They are working to change that, Furman said, and part of the effort involved obtaining certification by the Marine Stewardship Council (MSC), a designation the fishery earned in 2010 – one of only three crab fisheries worldwide and the only one of the West Coast Dungeness crab fisheries (Oregon, Washington, California, Alaska, British Columbia) to do so – based on good management practices, sustainable harvest methods and neutral environmental impacts. MSC is the world’s leading independent certification program for sustainable fisheries, with science-based environmental standards and methodology, and a certification process that focuses on three principles: health of the fishery stock, fishery management, and the effects of the fishery on the overall ecosystem. The evaluation uses a number of performance measures and individual guidelines to determine certification.
“This sets the Oregon Dungeness brand apart from all other Dungeness in the marketplace,” Furman noted at the time. “This simply substantiates what we and a lot of other people have known all along – this is a well-managed, sustainably-harvested, environmentally-neutral fishery that just happens to also produce a wonderful gourmet product.”
Along those lines, they are following in the wake of two other unique Oregon fisheries. Oregon’s pink shrimp fishery received its initial MSC certification in 2007 and is currently immersing itself in the recertification process, and virtually all Oregon albacore tuna is MSC-certified.
“Oregon has been harvesting Dungeness crab for over a century,” Furman noted. “Landings this past decade have been off the charts, and nature continues to provide us with healthy stocks. But to attain MSC certification, we made some modifications and conducted additional scientific research to prove our sustainability.”
The next step, he noted, is creating consumer awareness and demand for the brand.
Furman believes the MSC certification could provide a definite economic boost for what is already the state’s most valuable fishery, due to a growing trend in the retail, food service, and restaurant trade to offer products from sustainable fisheries certified by an independent entity using a proven scientific process.

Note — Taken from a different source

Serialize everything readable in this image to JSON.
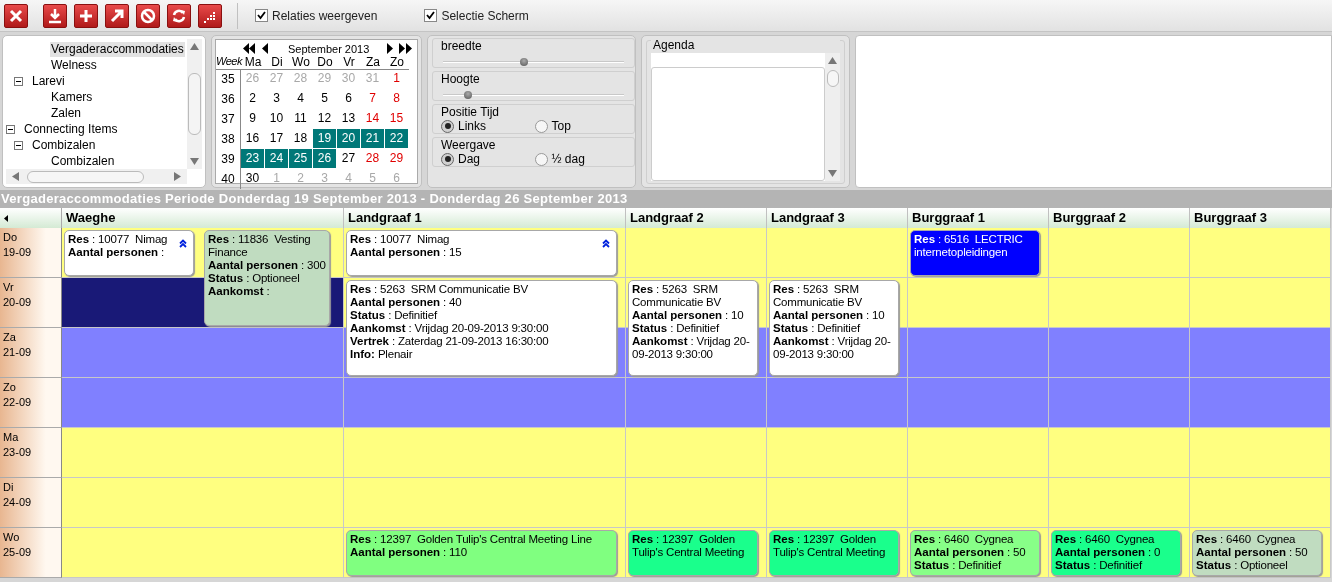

He sees it as a big step in the right direction, as more consumers demand seafood from fisheries that can prove their harvest and management practices meet high standards for sustainability.
In fact, some wholesalers and retailers are committing to – sometime in the not-too-distant future – selling only certified seafood, so having the MSC blue label on Dungeness crab should translate into future successful marketing venues.
For now, crabbers say they are simply focused on the pending new season, and looking forward to getting gear in the water whenever they get the green light.